A 1968 study of the city’s parking projected there would be 62,900 people residing in Morgantown, including WVU students by 1990. The 1990 census had city residents at 35,000, including 22,000 students.

That proposal was that on-street parking be eliminated and that at least two parking garages be built.

The city’s estimated population in 2015 was 31,073 and student population was 29,707 in 2012. The metro area had 138,176 people.

Among the news items of 1990 was the departure from downtown by the fifth and final 5&10 store. G. C. Murphy’s was the last to pull out after 77 years. J. G. McCrory’s was the first in 1913. It was in the new Chadwick Building but moved to the old Grand Theater building in June 1931. It closed in November 1976.

F. W. Woolworth opened in 1927 and closed in the late 1950s. Kreske’s was adjacent to Wall Street, but I don’t remember seeing it, just learning about from family members.

Cappellanti’s had just closed before Murphy.s No more dime coffees.

Back to WVU. The freshman gold and blue beanie also went the way of other traditions.

I wore mine, but unlike hundreds of other, I tossed it during halftime of the first football game of the season at old Mountaineer Field. Old now, but not then, about 25 years old.

In addition to the beanie, we had a gold and blue necktie, which was neat. Most of those traditions weren’t enforced in my time, just after World War II and during the Korean War. Before that there was some hazing. Seniors delighted in swatting freshmen, not women, who disobeyed traditions.

Other requirements for frosh included (1) Don’t smoke or congregate at front doors of buildingsm

(2) display no high school insignia or colors, and (3) report all violations of university rules.

It was written that “freshmen who observe all rules .. will acquire that true West Virginia spirit.”


‘Text neck’ is a thing — here’s how to avoid it 156

That crick in your neck you get after looking at your smartphone for a long time has a name — text neck.

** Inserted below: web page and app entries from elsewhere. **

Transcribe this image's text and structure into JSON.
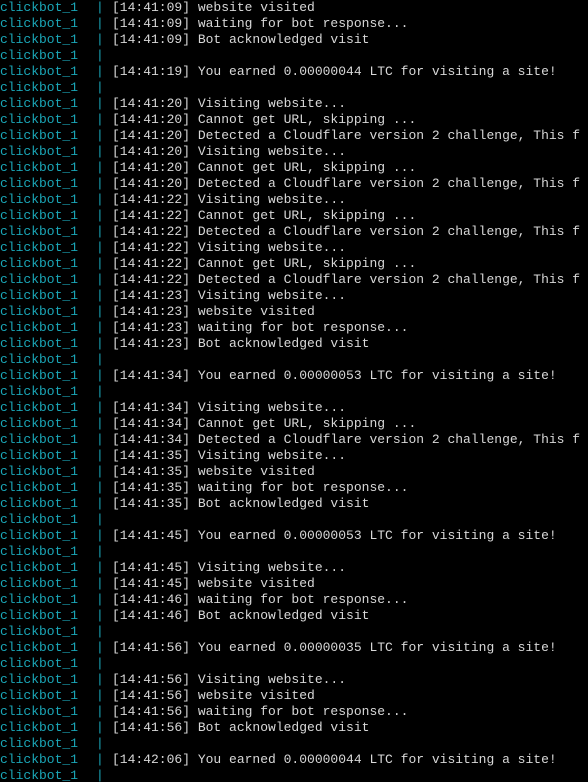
{
  "colors": {
    "background": "#000000",
    "service_name": "#1AA6B7",
    "separator": "#1AA6B7",
    "message": "#D8D8D8"
  },
  "terminal": {
    "lines": [
      {
        "service": "clickbot_1",
        "sep": "|",
        "message": "[14:41:09] website visited"
      },
      {
        "service": "clickbot_1",
        "sep": "|",
        "message": "[14:41:09] waiting for bot response..."
      },
      {
        "service": "clickbot_1",
        "sep": "|",
        "message": "[14:41:09] Bot acknowledged visit"
      },
      {
        "service": "clickbot_1",
        "sep": "|",
        "message": ""
      },
      {
        "service": "clickbot_1",
        "sep": "|",
        "message": "[14:41:19] You earned 0.00000044 LTC for visiting a site!"
      },
      {
        "service": "clickbot_1",
        "sep": "|",
        "message": ""
      },
      {
        "service": "clickbot_1",
        "sep": "|",
        "message": "[14:41:20] Visiting website..."
      },
      {
        "service": "clickbot_1",
        "sep": "|",
        "message": "[14:41:20] Cannot get URL, skipping ..."
      },
      {
        "service": "clickbot_1",
        "sep": "|",
        "message": "[14:41:20] Detected a Cloudflare version 2 challenge, This f"
      },
      {
        "service": "clickbot_1",
        "sep": "|",
        "message": "[14:41:20] Visiting website..."
      },
      {
        "service": "clickbot_1",
        "sep": "|",
        "message": "[14:41:20] Cannot get URL, skipping ..."
      },
      {
        "service": "clickbot_1",
        "sep": "|",
        "message": "[14:41:20] Detected a Cloudflare version 2 challenge, This f"
      },
      {
        "service": "clickbot_1",
        "sep": "|",
        "message": "[14:41:22] Visiting website..."
      },
      {
        "service": "clickbot_1",
        "sep": "|",
        "message": "[14:41:22] Cannot get URL, skipping ..."
      },
      {
        "service": "clickbot_1",
        "sep": "|",
        "message": "[14:41:22] Detected a Cloudflare version 2 challenge, This f"
      },
      {
        "service": "clickbot_1",
        "sep": "|",
        "message": "[14:41:22] Visiting website..."
      },
      {
        "service": "clickbot_1",
        "sep": "|",
        "message": "[14:41:22] Cannot get URL, skipping ..."
      },
      {
        "service": "clickbot_1",
        "sep": "|",
        "message": "[14:41:22] Detected a Cloudflare version 2 challenge, This f"
      },
      {
        "service": "clickbot_1",
        "sep": "|",
        "message": "[14:41:23] Visiting website..."
      },
      {
        "service": "clickbot_1",
        "sep": "|",
        "message": "[14:41:23] website visited"
      },
      {
        "service": "clickbot_1",
        "sep": "|",
        "message": "[14:41:23] waiting for bot response..."
      },
      {
        "service": "clickbot_1",
        "sep": "|",
        "message": "[14:41:23] Bot acknowledged visit"
      },
      {
        "service": "clickbot_1",
        "sep": "|",
        "message": ""
      },
      {
        "service": "clickbot_1",
        "sep": "|",
        "message": "[14:41:34] You earned 0.00000053 LTC for visiting a site!"
      },
      {
        "service": "clickbot_1",
        "sep": "|",
        "message": ""
      },
      {
        "service": "clickbot_1",
        "sep": "|",
        "message": "[14:41:34] Visiting website..."
      },
      {
        "service": "clickbot_1",
        "sep": "|",
        "message": "[14:41:34] Cannot get URL, skipping ..."
      },
      {
        "service": "clickbot_1",
        "sep": "|",
        "message": "[14:41:34] Detected a Cloudflare version 2 challenge, This f"
      },
      {
        "service": "clickbot_1",
        "sep": "|",
        "message": "[14:41:35] Visiting website..."
      },
      {
        "service": "clickbot_1",
        "sep": "|",
        "message": "[14:41:35] website visited"
      },
      {
        "service": "clickbot_1",
        "sep": "|",
        "message": "[14:41:35] waiting for bot response..."
      },
      {
        "service": "clickbot_1",
        "sep": "|",
        "message": "[14:41:35] Bot acknowledged visit"
      },
      {
        "service": "clickbot_1",
        "sep": "|",
        "message": ""
      },
      {
        "service": "clickbot_1",
        "sep": "|",
        "message": "[14:41:45] You earned 0.00000053 LTC for visiting a site!"
      },
      {
        "service": "clickbot_1",
        "sep": "|",
        "message": ""
      },
      {
        "service": "clickbot_1",
        "sep": "|",
        "message": "[14:41:45] Visiting website..."
      },
      {
        "service": "clickbot_1",
        "sep": "|",
        "message": "[14:41:45] website visited"
      },
      {
        "service": "clickbot_1",
        "sep": "|",
        "message": "[14:41:46] waiting for bot response..."
      },
      {
        "service": "clickbot_1",
        "sep": "|",
        "message": "[14:41:46] Bot acknowledged visit"
      },
      {
        "service": "clickbot_1",
        "sep": "|",
        "message": ""
      },
      {
        "service": "clickbot_1",
        "sep": "|",
        "message": "[14:41:56] You earned 0.00000035 LTC for visiting a site!"
      },
      {
        "service": "clickbot_1",
        "sep": "|",
        "message": ""
      },
      {
        "service": "clickbot_1",
        "sep": "|",
        "message": "[14:41:56] Visiting website..."
      },
      {
        "service": "clickbot_1",
        "sep": "|",
        "message": "[14:41:56] website visited"
      },
      {
        "service": "clickbot_1",
        "sep": "|",
        "message": "[14:41:56] waiting for bot response..."
      },
      {
        "service": "clickbot_1",
        "sep": "|",
        "message": "[14:41:56] Bot acknowledged visit"
      },
      {
        "service": "clickbot_1",
        "sep": "|",
        "message": ""
      },
      {
        "service": "clickbot_1",
        "sep": "|",
        "message": "[14:42:06] You earned 0.00000044 LTC for visiting a site!"
      },
      {
        "service": "clickbot_1",
        "sep": "|",
        "message": ""
      }
    ]
  }
}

The term was coined in 2014 by Florida chiropractor Dean Fishman. It’s an overuse or repetitive stress injury to the neck caused by keeping your head in a forward and downward position for extended periods of time.

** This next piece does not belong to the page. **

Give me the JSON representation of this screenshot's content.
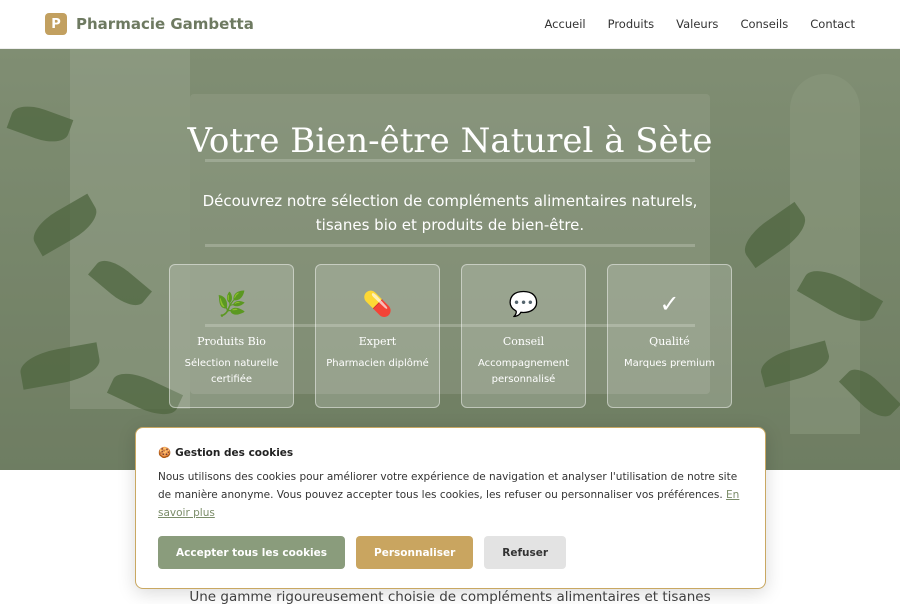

Smartphone users spend an average of 2-4 hours a day texting, emailing, gaming and checking their social media sites. (In fact, you’re probably reading this blog post while hunched over a mobile device right now.)

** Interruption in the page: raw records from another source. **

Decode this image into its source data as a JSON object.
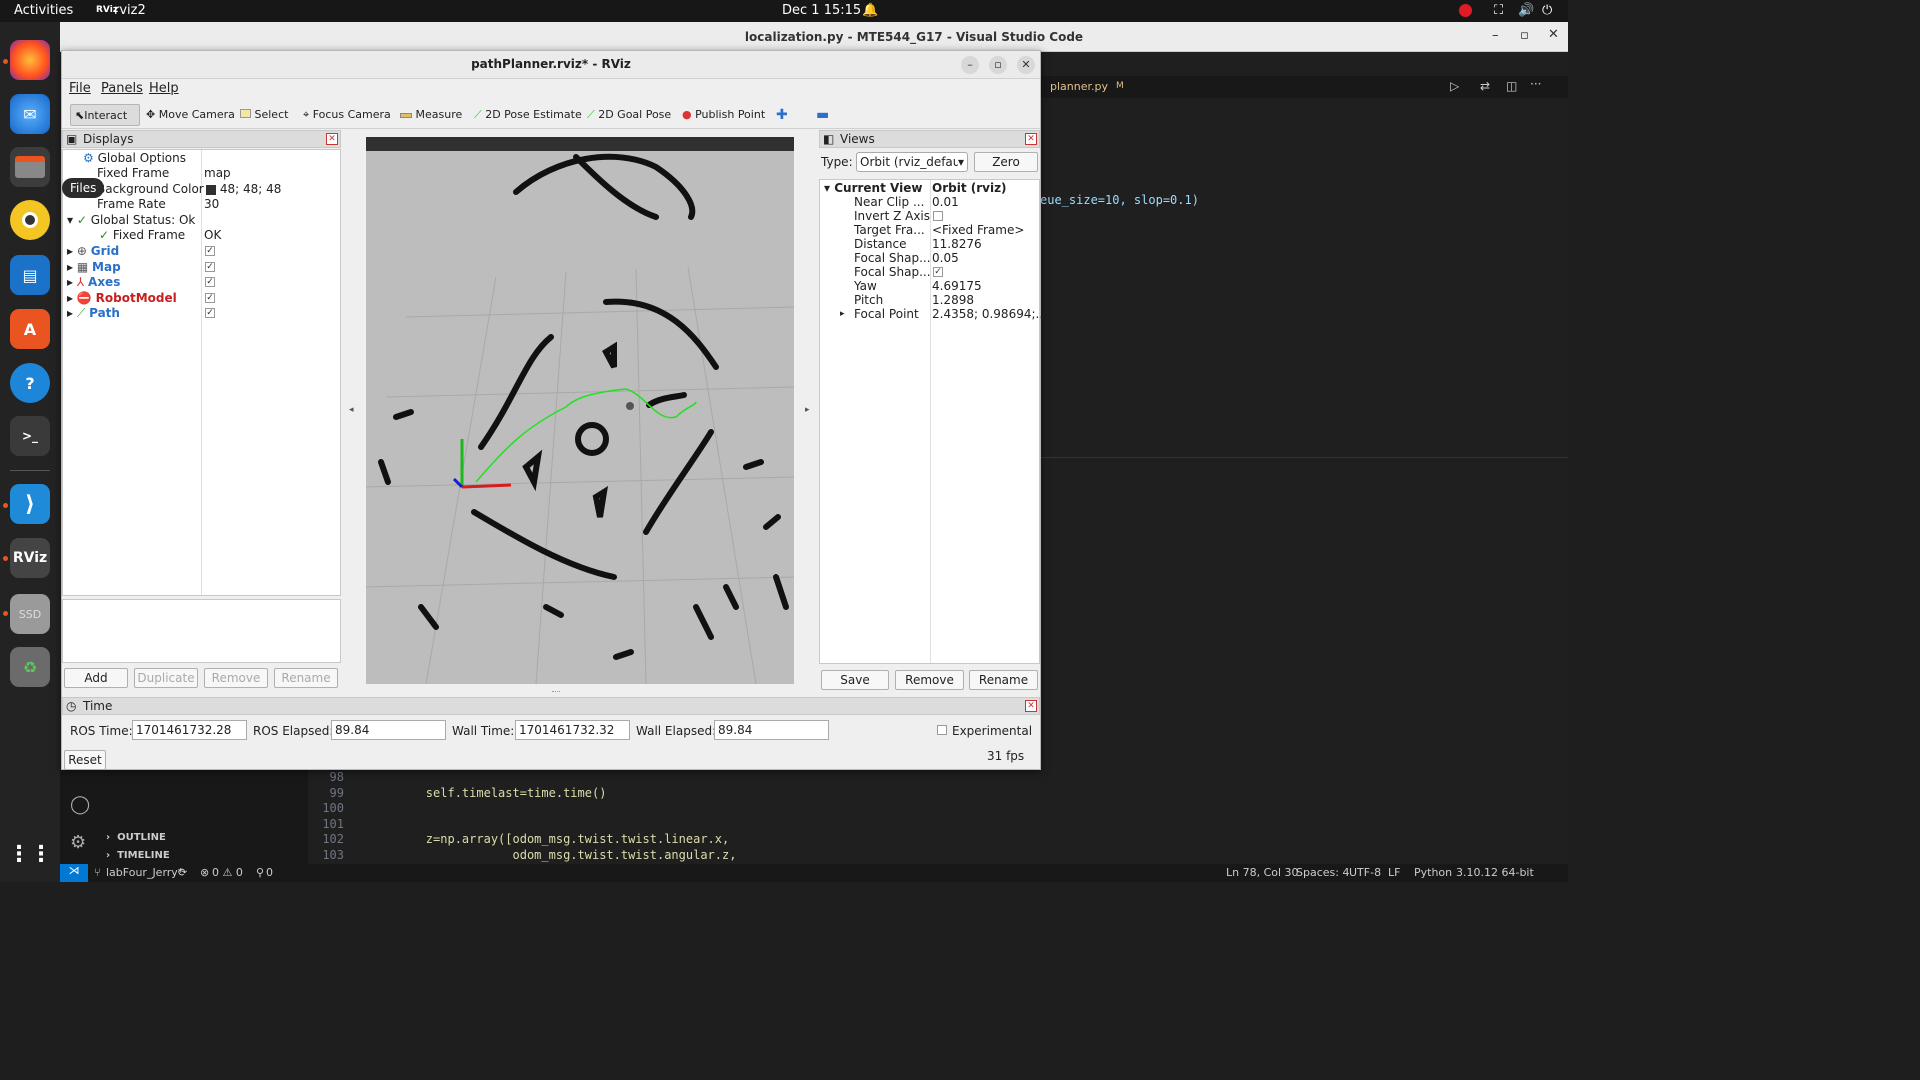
{
  "topbar": {
    "activities": "Activities",
    "app": "rviz2",
    "clock": "Dec 1  15:15"
  },
  "dock": {
    "files_tooltip": "Files",
    "ssd_label": "SSD"
  },
  "vscode": {
    "title": "localization.py - MTE544_G17 - Visual Studio Code",
    "tab": "planner.py",
    "tab_badge": "M",
    "snippet": "eue_size=10, slop=0.1)",
    "lines": [
      {
        "n": "98",
        "code": ""
      },
      {
        "n": "99",
        "code": "        self.timelast=time.time()"
      },
      {
        "n": "100",
        "code": ""
      },
      {
        "n": "101",
        "code": ""
      },
      {
        "n": "102",
        "code": "        z=np.array([odom_msg.twist.twist.linear.x,"
      },
      {
        "n": "103",
        "code": "                    odom_msg.twist.twist.angular.z,"
      }
    ],
    "outline": "OUTLINE",
    "timeline": "TIMELINE",
    "status_left": "labFour_Jerry*",
    "status_errors": "0 ⚠ 0",
    "status_ports": "0",
    "status_right": [
      "Ln 78, Col 30",
      "Spaces: 4",
      "UTF-8",
      "LF",
      "Python",
      "3.10.12 64-bit"
    ]
  },
  "rviz": {
    "title": "pathPlanner.rviz* - RViz",
    "menu": [
      "File",
      "Panels",
      "Help"
    ],
    "tools": [
      "Interact",
      "Move Camera",
      "Select",
      "Focus Camera",
      "Measure",
      "2D Pose Estimate",
      "2D Goal Pose",
      "Publish Point"
    ],
    "displays": {
      "title": "Displays",
      "global_options": "Global Options",
      "fixed_frame_label": "Fixed Frame",
      "fixed_frame_value": "map",
      "bg_label": "Background Color",
      "bg_value": "48; 48; 48",
      "fr_label": "Frame Rate",
      "fr_value": "30",
      "status_label": "Global Status: Ok",
      "ff_status_label": "Fixed Frame",
      "ff_status_value": "OK",
      "items": [
        {
          "name": "Grid",
          "color": "#2a6fc9"
        },
        {
          "name": "Map",
          "color": "#2a6fc9"
        },
        {
          "name": "Axes",
          "color": "#2a6fc9"
        },
        {
          "name": "RobotModel",
          "color": "#c81e1e"
        },
        {
          "name": "Path",
          "color": "#2a6fc9"
        }
      ],
      "buttons": [
        "Add",
        "Duplicate",
        "Remove",
        "Rename"
      ]
    },
    "views": {
      "title": "Views",
      "type_label": "Type:",
      "type_value": "Orbit (rviz_defau",
      "zero": "Zero",
      "current_view": "Current View",
      "current_view_value": "Orbit (rviz)",
      "props": [
        {
          "k": "Near Clip ...",
          "v": "0.01"
        },
        {
          "k": "Invert Z Axis",
          "v": ""
        },
        {
          "k": "Target Fra...",
          "v": "<Fixed Frame>"
        },
        {
          "k": "Distance",
          "v": "11.8276"
        },
        {
          "k": "Focal Shap...",
          "v": "0.05"
        },
        {
          "k": "Focal Shap...",
          "v": ""
        },
        {
          "k": "Yaw",
          "v": "4.69175"
        },
        {
          "k": "Pitch",
          "v": "1.2898"
        },
        {
          "k": "Focal Point",
          "v": "2.4358; 0.98694;..."
        }
      ],
      "buttons": [
        "Save",
        "Remove",
        "Rename"
      ]
    },
    "time": {
      "title": "Time",
      "ros_time_label": "ROS Time:",
      "ros_time": "1701461732.28",
      "ros_elapsed_label": "ROS Elapsed:",
      "ros_elapsed": "89.84",
      "wall_time_label": "Wall Time:",
      "wall_time": "1701461732.32",
      "wall_elapsed_label": "Wall Elapsed:",
      "wall_elapsed": "89.84",
      "experimental": "Experimental",
      "reset": "Reset",
      "fps": "31 fps"
    }
  }
}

For school-age kids and teens, it’s nearly 2-4 times more than that.

The poor posture caused by keeping your head in a forward, flexed position can lead to muscle strain, herniated discs and pinched nerves.

“Keeping your head in a downward position for an extended period of time can put pressure on the intervertebral discs and more strain on the muscles of your neck,” said Matt DeGarmo PT, MBA, WCC, the director of rehab services at Mon Health Stonewall Jackson Hospital in Weston, WV. “Children and adults alike are spending more and more time using their phones with their heads in this forward flexed position, and in the long run, this can lead to fairly significant postural deformities.”

Symptoms of Text Neck

Some common symptoms of text neck, such as immediate soreness and discomfort, can be obvious but other symptoms may include:

— Unilateral neck, shoulder and back pain

— Tingling or numbness in the arm(s)

— Stiff neck or trouble lifting your head

— Arm and/or hand weakness

For those experiencing some degree of pain, Matt suggests an active stretching program. Try these cervical ranges of motion stretches 2-3 times a day to help alleviate text neck symptoms:

— Tuck your chin to your chest (flexion); hold for 5-10 seconds

— Look up at the ceiling (extension); hold for 5-10 seconds

— Bend your ear to your shoulder, both sides; hold for 5-10 seconds

— Turn your chin to your shoulder, both sides; hold for 5-10 seconds

— Improving your posture is also important. You can strengthen your muscles and improve your posture through exercises like yoga and pilates.

However, the best way to treat this affliction is to remember to look up frequently when you’re on your device.

“Looking up every few minutes is the best way to prevent this type of condition,” Matt said.

If the pain is severe or lasts for a long period of time, make an appointment with your physician as physical therapy treatment may be necessary.

This column is provided by Mon Health.